The arrival of Show Boat on Broadway was a watershed moment in the history of American musicals. Compared to the trivial and unrealistic operettas, light musical comedies, and "Follies"-type musical revues that defined Broadway in the 1890s and early 20th century, Show Boat "was a radical departure in musical storytelling, marrying spectacle with seriousness"

Ferber was at first shocked that anyone would want to turn Show Boat into a musical, but after being convinced by Kern that he did not want to adapt the novel into the typical frivolous "girlie" show of the 1920s, she granted him and his collaborator Oscar Hammerstein II the rights to set her novel to music. After composing most of the first act songs, Kern and Hammerstein auditioned their material for producer Florenz Ziegfeld, thinking that only he could create the elaborate production necessary for Ferber's sprawling work. Ziegfeld was impressed with the show and agreed to produce it, writing the next day, "This is the best musical comedy I have ever been fortunate to get a hold of; I am thrilled to produce it, this show is the opportunity of my life..." Show Boat, with its serious and dramatic nature, was considered an unusual choice for Ziegfeld, previously known mainly for revues such as the Ziegfeld Follies.
- Rodgers and Hammerstein,1943, had over 2000 performances
- The characters broke the norm in terms of how sexual the musical was at this time, lots of sexuality and the presence of violence
- Music: quasi love songs ---> "people will say we're in love," "all or nothing," and "sorry we're a fringe at the top."
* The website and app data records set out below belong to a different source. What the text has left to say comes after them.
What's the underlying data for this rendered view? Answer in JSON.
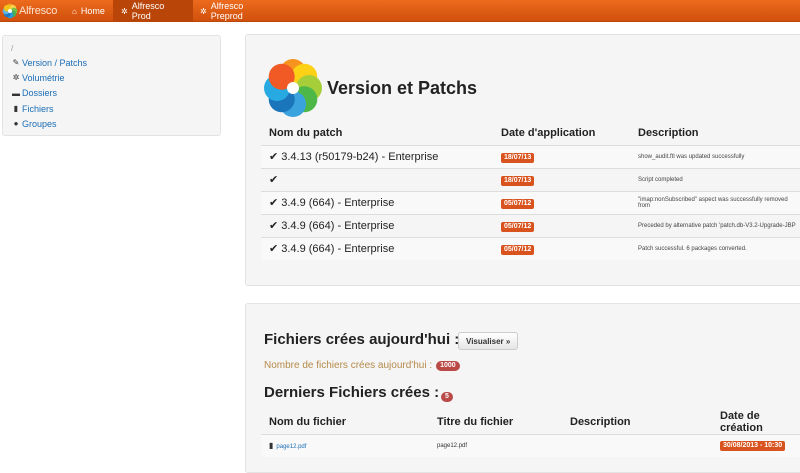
{
  "navbar": {
    "brand": "Alfresco",
    "items": [
      {
        "label": "Home",
        "icon": "home-icon"
      },
      {
        "label": "Alfresco Prod",
        "icon": "gear-icon"
      },
      {
        "label": "Alfresco Preprod",
        "icon": "gear-icon"
      }
    ]
  },
  "sidebar": {
    "root": "/",
    "links": [
      {
        "label": "Version / Patchs",
        "icon": "wrench-icon"
      },
      {
        "label": "Volumétrie",
        "icon": "gear-icon"
      },
      {
        "label": "Dossiers",
        "icon": "folder-icon"
      },
      {
        "label": "Fichiers",
        "icon": "file-icon"
      },
      {
        "label": "Groupes",
        "icon": "user-icon"
      }
    ]
  },
  "patches": {
    "title": "Version et Patchs",
    "headers": [
      "Nom du patch",
      "Date d'application",
      "Description"
    ],
    "rows": [
      {
        "name": "3.4.13 (r50179-b24) - Enterprise",
        "date": "18/07/13",
        "desc": "show_audit.ftl was updated successfully"
      },
      {
        "name": "",
        "date": "18/07/13",
        "desc": "Script completed"
      },
      {
        "name": "3.4.9 (664) - Enterprise",
        "date": "05/07/12",
        "desc": "\"imap:nonSubscribed\" aspect was successfully removed from"
      },
      {
        "name": "3.4.9 (664) - Enterprise",
        "date": "05/07/12",
        "desc": "Preceded by alternative patch 'patch.db-V3.2-Upgrade-JBP"
      },
      {
        "name": "3.4.9 (664) - Enterprise",
        "date": "05/07/12",
        "desc": "Patch successful. 6 packages converted."
      }
    ]
  },
  "files": {
    "today_title": "Fichiers crées aujourd'hui :",
    "view_button": "Visualiser »",
    "count_label": "Nombre de fichiers crées aujourd'hui :",
    "count": "1000",
    "latest_title": "Derniers Fichiers crées :",
    "latest_count": "5",
    "headers": [
      "Nom du fichier",
      "Titre du fichier",
      "Description",
      "Date de création"
    ],
    "rows": [
      {
        "name": "page12.pdf",
        "title": "page12.pdf",
        "desc": "",
        "date": "30/08/2013 - 10:30"
      }
    ]
  }
}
- the first musical written by the team of composer Richard Rodgers and librettist Oscar Hammerstein II. The musical is based on Lynn Riggs' 1931 play, Green Grow the Lilacs. Set in Oklahoma Territory outside the town of Claremore in 1906, it tells the story of cowboy Curly McLain and his romance with farm girl Laurey Williams. A secondary romance concerns cowboy Will Parker and his flirtatious fiancée, Ado Annie.

The original Broadway production opened on March 31, 1943. It was a box-office smash and ran for an unprecedented 2,212 performances, later enjoying award-winning revivals, national tours, foreign productions and an Academy Award-winning 1955 film adaptation. It has long been a popular choice for school and community productions.

This musical, building on the innovations of the earlier Show Boat, epitomized the development of the "book musical", a musical play where the songs and dances are fully integrated into a well-made story with serious dramatic goals that are able to evoke genuine emotions other than laughter. In addition, Oklahoma! features musical themes, or motifs, that recur throughout the work to connect the music and story. A fifteen-minute "dream ballet" reflects Laurey's struggle with her feelings about two men, Curley and Jud. A special Pulitzer Prize was awarded to Richard Rodgers and Oscar Hammerstein II for Oklahoma! in the category of "Special Awards And Citations - Music" in 1944.